A Short Bio:
John Stanley Marshall was born in London, England. Honours degree in psychology at Reading University. Began playing at school and became seriously involved with music at university. Private lessons with several teachers, including Allan Ganley and Philly Joe Jones. After free-lancing on the London jazz scene, his first regular engagement was with Alexis Korner's Blues Incorporated in 1964. Then with the Graham Collier Sextet, 1965-70, during which time he also played with John Surman, John McLaughlin, Dave Holland, Mike Westbrook, Graham Bond Organization, Joe Harriott, Indo-Jazz Fusions, Keith Tippett's Sextet and Centipede, Alan Skidmore and others.
In September 1969 he was a founder member of Nucleus, which won first prize at the Montreux Festival the following year and played the Newport Festival and the Village Gate in New York. Marshall played on the first three Nucleus albums, but he rejoined the band in 1982 for a much longer stint, appearing on two further albums in the 1980s. Also in the early 1970s he became a regular member of the Mike Gibbs Orchestra.
In the summer of 1971 Marshall left Nucleus to join the Jack Bruce Band, and in January 1972 joined Soft Machine, eventually becoming, later in the decade, co-leader with Karl Jenkins. During the 70's he also played with many leading American and European musicians, including Larry Coryell, Gary Burton, Mary Lou Williams, Ronnie Scott, Tubby Hayes, Ben Webster, Milt Jackson, Roy Eldridge, John Taylor, Norma Winstone,Volker Kriegel, Gordon Beck, George Gruntz's Piano Conclave and various others. In 1973, at the Baden-Baden Free Jazz Meeting, he met and began playing with Charlie Mariano, Jasper van't Hof and Philip Catherine. In 1977 he joined Eberhard Weber's Colours until it disbanded at the end of 1981.
During the 80's and into the 90's worked with the Gil Evans Orchestra, lan Carr, John Surman - Quartet and Brass Project, Kenny Wheeler (quintet and Big Band), Uli Beckerhoff, Anthony Braxton, Manfred Schoof, Joachim Kuhn, Michel Portal, John Taylor, Alan Holdsworth, Norma Winstone, Gordon Beck, Jeff Clyne, Arild Andersen and John Abercrombie among others.

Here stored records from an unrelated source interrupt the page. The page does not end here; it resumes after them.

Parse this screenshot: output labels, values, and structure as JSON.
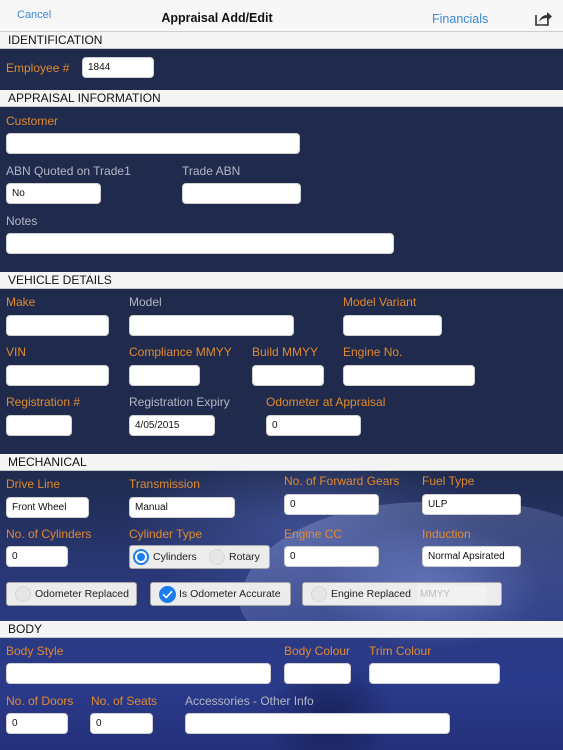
{
  "navbar": {
    "cancel_label": "Cancel",
    "title": "Appraisal Add/Edit",
    "financials_label": "Financials",
    "share_icon": "share-icon"
  },
  "sections": {
    "identification": "IDENTIFICATION",
    "appraisal_information": "APPRAISAL INFORMATION",
    "vehicle_details": "VEHICLE DETAILS",
    "mechanical": "MECHANICAL",
    "body": "BODY"
  },
  "identification": {
    "employee_label": "Employee #",
    "employee_value": "1844"
  },
  "appraisal": {
    "customer_label": "Customer",
    "customer_value": "",
    "abn_quoted_label": "ABN Quoted on Trade1",
    "abn_quoted_value": "No",
    "trade_abn_label": "Trade ABN",
    "trade_abn_value": "",
    "notes_label": "Notes",
    "notes_value": ""
  },
  "vehicle": {
    "make_label": "Make",
    "make_value": "",
    "model_label": "Model",
    "model_value": "",
    "model_variant_label": "Model Variant",
    "model_variant_value": "",
    "vin_label": "VIN",
    "vin_value": "",
    "compliance_label": "Compliance MMYY",
    "compliance_value": "",
    "build_label": "Build MMYY",
    "build_value": "",
    "engine_no_label": "Engine No.",
    "engine_no_value": "",
    "registration_label": "Registration #",
    "registration_value": "",
    "registration_expiry_label": "Registration Expiry",
    "registration_expiry_value": "4/05/2015",
    "odometer_label": "Odometer at Appraisal",
    "odometer_value": "0"
  },
  "mechanical": {
    "drive_line_label": "Drive Line",
    "drive_line_value": "Front Wheel",
    "transmission_label": "Transmission",
    "transmission_value": "Manual",
    "forward_gears_label": "No. of Forward Gears",
    "forward_gears_value": "0",
    "fuel_type_label": "Fuel Type",
    "fuel_type_value": "ULP",
    "cylinders_count_label": "No. of Cylinders",
    "cylinders_count_value": "0",
    "cylinder_type_label": "Cylinder Type",
    "cylinder_type_options": [
      "Cylinders",
      "Rotary"
    ],
    "cylinder_type_selected": "Cylinders",
    "engine_cc_label": "Engine CC",
    "engine_cc_value": "0",
    "induction_label": "Induction",
    "induction_value": "Normal Apsirated",
    "odometer_replaced_label": "Odometer Replaced",
    "odometer_replaced_checked": false,
    "odometer_accurate_label": "Is Odometer Accurate",
    "odometer_accurate_checked": true,
    "engine_replaced_label": "Engine Replaced",
    "engine_replaced_checked": false,
    "engine_replaced_placeholder": "MMYY"
  },
  "body": {
    "body_style_label": "Body Style",
    "body_style_value": "",
    "body_colour_label": "Body Colour",
    "body_colour_value": "",
    "trim_colour_label": "Trim Colour",
    "trim_colour_value": "",
    "doors_label": "No. of Doors",
    "doors_value": "0",
    "seats_label": "No. of Seats",
    "seats_value": "0",
    "accessories_label": "Accessories - Other Info",
    "accessories_value": ""
  },
  "colors": {
    "accent_blue": "#3b8ad9",
    "label_orange": "#e08a2e",
    "label_grey": "#b4b8c6",
    "background_navy": "#1f2a4c",
    "check_blue": "#1a7ef0"
  }
}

He has performed with several classical groups playing composed works; 1973, he worked with Matrix; 1974, with Tim Souster and Roger Smalley, he played in a BBC Promenade Concert from the London Roundhouse, and has performed for and with other contemporary composers. He frequently rehearses and performs new works with the NDR Big Band in Hamburg.
His activities include studio work, drum clinics, as well as lectures and teaching on workshops in Germany (Trier, Bremen and Weimar) and England (Guildhall, Royal Academy of Music and Wavendon). Was a Melody Maker Poll Winner in 1972 and 1973. Has worked with many singers including Sarah Vaughan, Leon Thomas, Norma Winstone, Annie Ross, Elaine Delmar and Karin Krog.
Principal activity at present, both nationally and internationally, continues with John Surman - plus projects with Steve Swallow, Andy Shepherd, Uli Beckerhof, John Abercrombie, Arild Andersen, Michael Gibbs, Mark Wood, John Etheridge, Theo Travis, Joe Sachse and others.
Since 1999, John Marshall has again been involved in the
'Canterbury' scene, with a succession of Soft
Machine-related projects. This has brought back
together the nucleus of early 1970s Soft Machine,
with Marshall, Hugh Hopper and Elton Dean.
The first version, called SoftWhere, in September
1999, featured pianist Keith Tippett; but in 2002 it
was resurrected with the addition of Allan
Holdsworth, with whom Marshall had played
not only in Soft Machine but also in various AH-led
outfits in the late 1970s and early 1980s. SoftWorks
recorded its debut album in London in June 2002, and
this was followed by gigs in America, Japan and
Italy between 2002-04. In late 2004, John Etheridge
replaced Holdsworth and the quartet now gigs as Soft
Machine Legacy; although Marshall had to be replaced
for some dates due to back problems, he remained
committed to the project until finally retiring from
active musical service in August 2022, shortly after
recording his final album with Soft Machine, Other